Dataset records.
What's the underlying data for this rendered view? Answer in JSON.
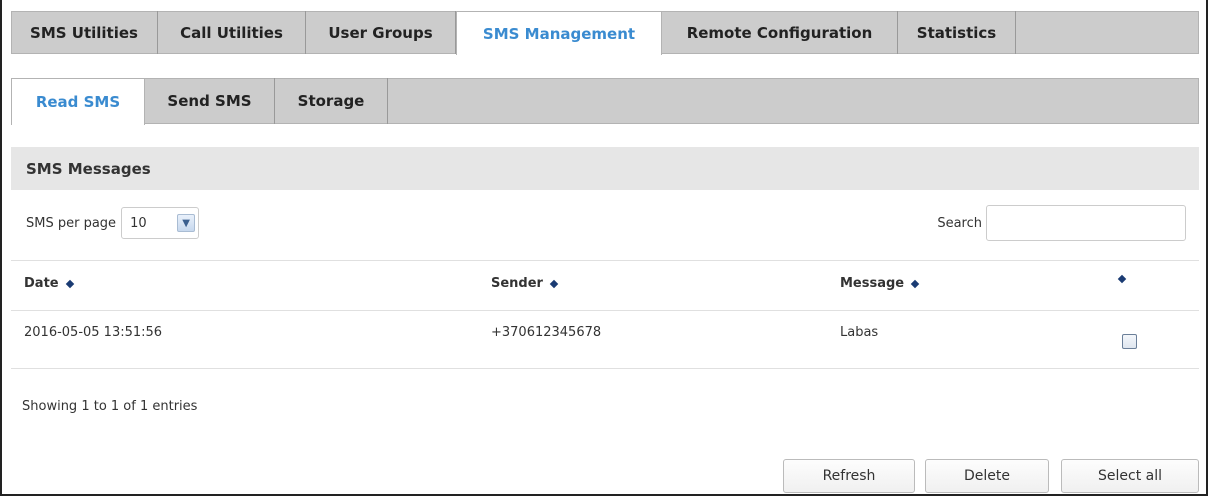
{
  "main_tabs": [
    {
      "label": "SMS Utilities"
    },
    {
      "label": "Call Utilities"
    },
    {
      "label": "User Groups"
    },
    {
      "label": "SMS Management"
    },
    {
      "label": "Remote Configuration"
    },
    {
      "label": "Statistics"
    }
  ],
  "sub_tabs": [
    {
      "label": "Read SMS"
    },
    {
      "label": "Send SMS"
    },
    {
      "label": "Storage"
    }
  ],
  "section": {
    "title": "SMS Messages"
  },
  "controls": {
    "per_page_label": "SMS per page",
    "per_page_value": "10",
    "search_label": "Search",
    "search_value": ""
  },
  "table": {
    "columns": [
      "Date",
      "Sender",
      "Message",
      ""
    ],
    "rows": [
      {
        "date": "2016-05-05 13:51:56",
        "sender": "+370612345678",
        "message": "Labas",
        "selected": false
      }
    ]
  },
  "info": "Showing 1 to 1 of 1 entries",
  "buttons": {
    "refresh": "Refresh",
    "delete": "Delete",
    "select_all": "Select all"
  },
  "colors": {
    "active_tab": "#3a8bd0",
    "sort_icon": "#1a3b73"
  }
}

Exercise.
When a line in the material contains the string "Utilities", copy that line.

Your solution.
      "label": "SMS Utilities"
      "label": "Call Utilities"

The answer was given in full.